(Excerpts from an interface dataset)
□ □ □
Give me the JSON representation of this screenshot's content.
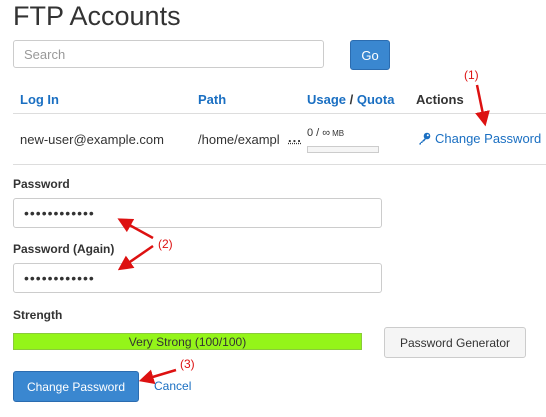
{
  "page": {
    "title": "FTP Accounts"
  },
  "search": {
    "placeholder": "Search",
    "value": "",
    "go_label": "Go"
  },
  "table": {
    "columns": {
      "login": "Log In",
      "path": "Path",
      "usage": "Usage",
      "usage_sep": " / ",
      "quota": "Quota",
      "actions": "Actions"
    },
    "row": {
      "login": "new-user@example.com",
      "path": "/home/exampl",
      "path_more": "...",
      "usage_used": "0 / ∞",
      "usage_unit": "MB",
      "usage_fraction": 0,
      "action": "Change Password",
      "action_icon": "key-icon"
    }
  },
  "form": {
    "password_label": "Password",
    "password_value": "••••••••••••",
    "password_again_label": "Password (Again)",
    "password_again_value": "••••••••••••",
    "strength_label": "Strength",
    "strength_text": "Very Strong (100/100)",
    "strength_fraction": 1.0,
    "strength_color": "#94f519",
    "generator_label": "Password Generator",
    "submit_label": "Change Password",
    "cancel_label": "Cancel"
  },
  "annotations": {
    "step1": "(1)",
    "step2": "(2)",
    "step3": "(3)",
    "color": "#dd1111"
  },
  "colors": {
    "accent": "#3a87d0",
    "link": "#1a6fc2"
  }
}
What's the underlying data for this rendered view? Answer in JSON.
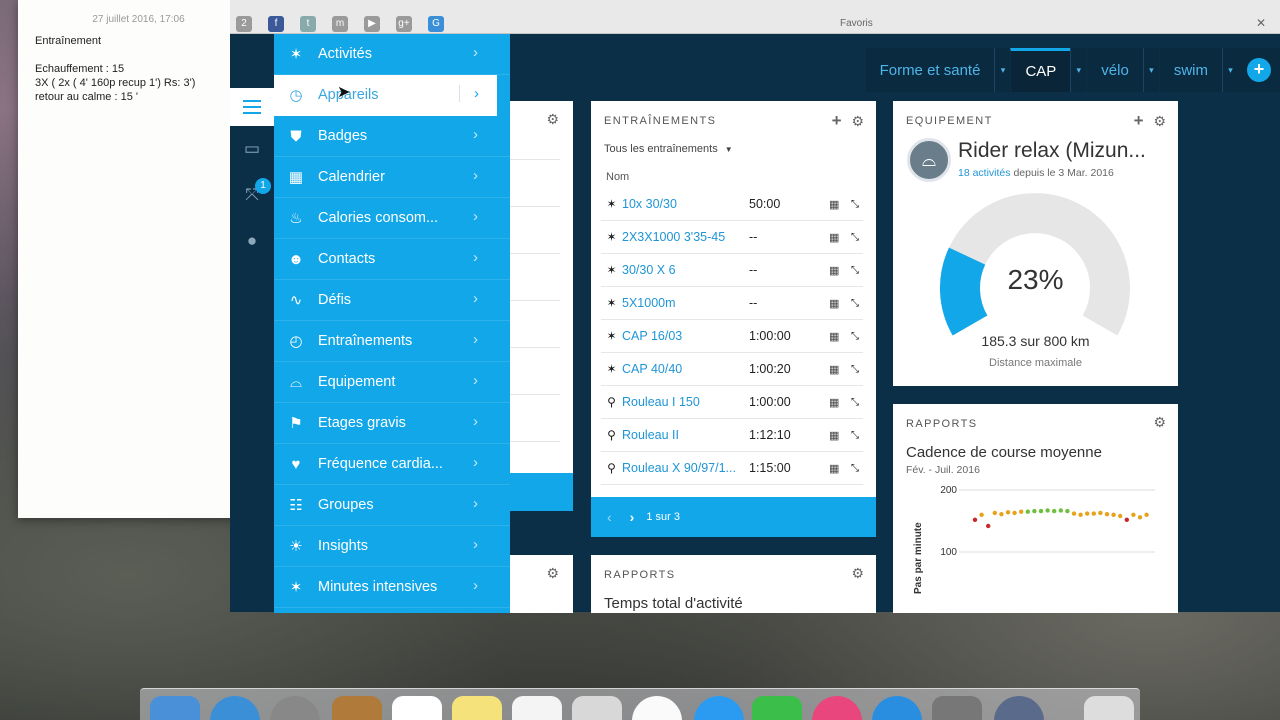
{
  "notes": {
    "date": "27 juillet 2016, 17:06",
    "lines": [
      "Entraînement",
      "",
      "Echauffement : 15",
      "3X ( 2x ( 4' 160p recup 1') Rs: 3')",
      "retour au calme : 15 '"
    ]
  },
  "browser": {
    "favorites_label": "Favoris",
    "bookmark_icons": [
      "2",
      "f",
      "t",
      "m",
      "▶",
      "g+",
      "G"
    ]
  },
  "topnav": {
    "tabs": [
      {
        "label": "Forme et santé",
        "active": false
      },
      {
        "label": "CAP",
        "active": true
      },
      {
        "label": "vélo",
        "active": false
      },
      {
        "label": "swim",
        "active": false
      }
    ],
    "add_symbol": "+"
  },
  "rail": {
    "items": [
      {
        "name": "menu-icon"
      },
      {
        "name": "inbox-icon",
        "glyph": "▭"
      },
      {
        "name": "connections-icon",
        "glyph": "⤧",
        "badge": "1"
      },
      {
        "name": "user-icon",
        "glyph": "●"
      }
    ]
  },
  "menu": {
    "items": [
      {
        "label": "Activités",
        "icon": "runner-icon",
        "glyph": "✶"
      },
      {
        "label": "Appareils",
        "icon": "watch-icon",
        "glyph": "◷",
        "hover": true
      },
      {
        "label": "Badges",
        "icon": "shield-icon",
        "glyph": "⛊"
      },
      {
        "label": "Calendrier",
        "icon": "calendar-icon",
        "glyph": "▦"
      },
      {
        "label": "Calories consom...",
        "icon": "flame-icon",
        "glyph": "♨"
      },
      {
        "label": "Contacts",
        "icon": "people-icon",
        "glyph": "☻"
      },
      {
        "label": "Défis",
        "icon": "wave-icon",
        "glyph": "∿"
      },
      {
        "label": "Entraînements",
        "icon": "stopwatch-icon",
        "glyph": "◴"
      },
      {
        "label": "Equipement",
        "icon": "shoe-icon",
        "glyph": "⌓"
      },
      {
        "label": "Etages gravis",
        "icon": "stairs-icon",
        "glyph": "⚑"
      },
      {
        "label": "Fréquence cardia...",
        "icon": "heart-icon",
        "glyph": "♥"
      },
      {
        "label": "Groupes",
        "icon": "group-icon",
        "glyph": "☷"
      },
      {
        "label": "Insights",
        "icon": "lightbulb-icon",
        "glyph": "☀"
      },
      {
        "label": "Minutes intensives",
        "icon": "intensity-icon",
        "glyph": "✶"
      }
    ]
  },
  "trainings": {
    "title": "ENTRAÎNEMENTS",
    "filter": "Tous les entraînements",
    "col_name": "Nom",
    "rows": [
      {
        "type": "run",
        "name": "10x 30/30",
        "duration": "50:00"
      },
      {
        "type": "run",
        "name": "2X3X1000 3'35-45",
        "duration": "--"
      },
      {
        "type": "run",
        "name": "30/30 X 6",
        "duration": "--"
      },
      {
        "type": "run",
        "name": "5X1000m",
        "duration": "--"
      },
      {
        "type": "run",
        "name": "CAP 16/03",
        "duration": "1:00:00"
      },
      {
        "type": "run",
        "name": "CAP 40/40",
        "duration": "1:00:20"
      },
      {
        "type": "bike",
        "name": "Rouleau I 150",
        "duration": "1:00:00"
      },
      {
        "type": "bike",
        "name": "Rouleau II",
        "duration": "1:12:10"
      },
      {
        "type": "bike",
        "name": "Rouleau X 90/97/1...",
        "duration": "1:15:00"
      }
    ],
    "pager": "1 sur 3"
  },
  "equipment": {
    "title": "EQUIPEMENT",
    "name": "Rider relax (Mizun...",
    "activities_link": "18 activités",
    "since": "depuis le 3 Mar. 2016",
    "percent": 23,
    "percent_label": "23%",
    "distance_text": "185.3 sur 800 km",
    "distance_caption": "Distance maximale",
    "colors": {
      "fill": "#11a7e8",
      "track": "#e6e6e6"
    }
  },
  "reports": {
    "title": "RAPPORTS",
    "subtitle": "Cadence de course moyenne",
    "range": "Fév. - Juil. 2016",
    "ylabel": "Pas par minute",
    "yticks": [
      "200",
      "100"
    ]
  },
  "reports2": {
    "title": "RAPPORTS",
    "subtitle": "Temps total d'activité"
  },
  "chart_data": {
    "type": "scatter",
    "title": "Cadence de course moyenne",
    "ylabel": "Pas par minute",
    "ylim": [
      0,
      200
    ],
    "yticks": [
      100,
      200
    ],
    "grid": true,
    "values": [
      152,
      160,
      142,
      163,
      161,
      164,
      163,
      165,
      165,
      166,
      166,
      167,
      166,
      167,
      166,
      162,
      160,
      162,
      162,
      163,
      161,
      160,
      158,
      152,
      160,
      156,
      160
    ],
    "point_colors": [
      "#c8272a",
      "#e6a21b",
      "#c8272a",
      "#e6a21b",
      "#e6a21b",
      "#e6a21b",
      "#e6a21b",
      "#e6a21b",
      "#6fbf3e",
      "#6fbf3e",
      "#6fbf3e",
      "#6fbf3e",
      "#6fbf3e",
      "#6fbf3e",
      "#6fbf3e",
      "#e6a21b",
      "#e6a21b",
      "#e6a21b",
      "#e6a21b",
      "#e6a21b",
      "#e6a21b",
      "#e6a21b",
      "#e6a21b",
      "#c8272a",
      "#e6a21b",
      "#e6a21b",
      "#e6a21b"
    ]
  }
}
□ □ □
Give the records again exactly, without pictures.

Give me the JSON representation of this screenshot's content.
{
  "page": {
    "title": "FTP Accounts"
  },
  "search": {
    "placeholder": "Search",
    "value": "",
    "go_label": "Go"
  },
  "table": {
    "columns": {
      "login": "Log In",
      "path": "Path",
      "usage": "Usage",
      "usage_sep": " / ",
      "quota": "Quota",
      "actions": "Actions"
    },
    "row": {
      "login": "new-user@example.com",
      "path": "/home/exampl",
      "path_more": "...",
      "usage_used": "0 / ∞",
      "usage_unit": "MB",
      "usage_fraction": 0,
      "action": "Change Password",
      "action_icon": "key-icon"
    }
  },
  "form": {
    "password_label": "Password",
    "password_value": "••••••••••••",
    "password_again_label": "Password (Again)",
    "password_again_value": "••••••••••••",
    "strength_label": "Strength",
    "strength_text": "Very Strong (100/100)",
    "strength_fraction": 1.0,
    "strength_color": "#94f519",
    "generator_label": "Password Generator",
    "submit_label": "Change Password",
    "cancel_label": "Cancel"
  },
  "annotations": {
    "step1": "(1)",
    "step2": "(2)",
    "step3": "(3)",
    "color": "#dd1111"
  },
  "colors": {
    "accent": "#3a87d0",
    "link": "#1a6fc2"
  }
}
What's the underlying data for this rendered view? Answer in JSON.
{
  "notes": {
    "date": "27 juillet 2016, 17:06",
    "lines": [
      "Entraînement",
      "",
      "Echauffement : 15",
      "3X ( 2x ( 4' 160p recup 1') Rs: 3')",
      "retour au calme : 15 '"
    ]
  },
  "browser": {
    "favorites_label": "Favoris",
    "bookmark_icons": [
      "2",
      "f",
      "t",
      "m",
      "▶",
      "g+",
      "G"
    ]
  },
  "topnav": {
    "tabs": [
      {
        "label": "Forme et santé",
        "active": false
      },
      {
        "label": "CAP",
        "active": true
      },
      {
        "label": "vélo",
        "active": false
      },
      {
        "label": "swim",
        "active": false
      }
    ],
    "add_symbol": "+"
  },
  "rail": {
    "items": [
      {
        "name": "menu-icon"
      },
      {
        "name": "inbox-icon",
        "glyph": "▭"
      },
      {
        "name": "connections-icon",
        "glyph": "⤧",
        "badge": "1"
      },
      {
        "name": "user-icon",
        "glyph": "●"
      }
    ]
  },
  "menu": {
    "items": [
      {
        "label": "Activités",
        "icon": "runner-icon",
        "glyph": "✶"
      },
      {
        "label": "Appareils",
        "icon": "watch-icon",
        "glyph": "◷",
        "hover": true
      },
      {
        "label": "Badges",
        "icon": "shield-icon",
        "glyph": "⛊"
      },
      {
        "label": "Calendrier",
        "icon": "calendar-icon",
        "glyph": "▦"
      },
      {
        "label": "Calories consom...",
        "icon": "flame-icon",
        "glyph": "♨"
      },
      {
        "label": "Contacts",
        "icon": "people-icon",
        "glyph": "☻"
      },
      {
        "label": "Défis",
        "icon": "wave-icon",
        "glyph": "∿"
      },
      {
        "label": "Entraînements",
        "icon": "stopwatch-icon",
        "glyph": "◴"
      },
      {
        "label": "Equipement",
        "icon": "shoe-icon",
        "glyph": "⌓"
      },
      {
        "label": "Etages gravis",
        "icon": "stairs-icon",
        "glyph": "⚑"
      },
      {
        "label": "Fréquence cardia...",
        "icon": "heart-icon",
        "glyph": "♥"
      },
      {
        "label": "Groupes",
        "icon": "group-icon",
        "glyph": "☷"
      },
      {
        "label": "Insights",
        "icon": "lightbulb-icon",
        "glyph": "☀"
      },
      {
        "label": "Minutes intensives",
        "icon": "intensity-icon",
        "glyph": "✶"
      }
    ]
  },
  "trainings": {
    "title": "ENTRAÎNEMENTS",
    "filter": "Tous les entraînements",
    "col_name": "Nom",
    "rows": [
      {
        "type": "run",
        "name": "10x 30/30",
        "duration": "50:00"
      },
      {
        "type": "run",
        "name": "2X3X1000 3'35-45",
        "duration": "--"
      },
      {
        "type": "run",
        "name": "30/30 X 6",
        "duration": "--"
      },
      {
        "type": "run",
        "name": "5X1000m",
        "duration": "--"
      },
      {
        "type": "run",
        "name": "CAP 16/03",
        "duration": "1:00:00"
      },
      {
        "type": "run",
        "name": "CAP 40/40",
        "duration": "1:00:20"
      },
      {
        "type": "bike",
        "name": "Rouleau I 150",
        "duration": "1:00:00"
      },
      {
        "type": "bike",
        "name": "Rouleau II",
        "duration": "1:12:10"
      },
      {
        "type": "bike",
        "name": "Rouleau X 90/97/1...",
        "duration": "1:15:00"
      }
    ],
    "pager": "1 sur 3"
  },
  "equipment": {
    "title": "EQUIPEMENT",
    "name": "Rider relax (Mizun...",
    "activities_link": "18 activités",
    "since": "depuis le 3 Mar. 2016",
    "percent": 23,
    "percent_label": "23%",
    "distance_text": "185.3 sur 800 km",
    "distance_caption": "Distance maximale",
    "colors": {
      "fill": "#11a7e8",
      "track": "#e6e6e6"
    }
  },
  "reports": {
    "title": "RAPPORTS",
    "subtitle": "Cadence de course moyenne",
    "range": "Fév. - Juil. 2016",
    "ylabel": "Pas par minute",
    "yticks": [
      "200",
      "100"
    ]
  },
  "reports2": {
    "title": "RAPPORTS",
    "subtitle": "Temps total d'activité"
  },
  "chart_data": {
    "type": "scatter",
    "title": "Cadence de course moyenne",
    "ylabel": "Pas par minute",
    "ylim": [
      0,
      200
    ],
    "yticks": [
      100,
      200
    ],
    "grid": true,
    "values": [
      152,
      160,
      142,
      163,
      161,
      164,
      163,
      165,
      165,
      166,
      166,
      167,
      166,
      167,
      166,
      162,
      160,
      162,
      162,
      163,
      161,
      160,
      158,
      152,
      160,
      156,
      160
    ],
    "point_colors": [
      "#c8272a",
      "#e6a21b",
      "#c8272a",
      "#e6a21b",
      "#e6a21b",
      "#e6a21b",
      "#e6a21b",
      "#e6a21b",
      "#6fbf3e",
      "#6fbf3e",
      "#6fbf3e",
      "#6fbf3e",
      "#6fbf3e",
      "#6fbf3e",
      "#6fbf3e",
      "#e6a21b",
      "#e6a21b",
      "#e6a21b",
      "#e6a21b",
      "#e6a21b",
      "#e6a21b",
      "#e6a21b",
      "#e6a21b",
      "#c8272a",
      "#e6a21b",
      "#e6a21b",
      "#e6a21b"
    ]
  }
}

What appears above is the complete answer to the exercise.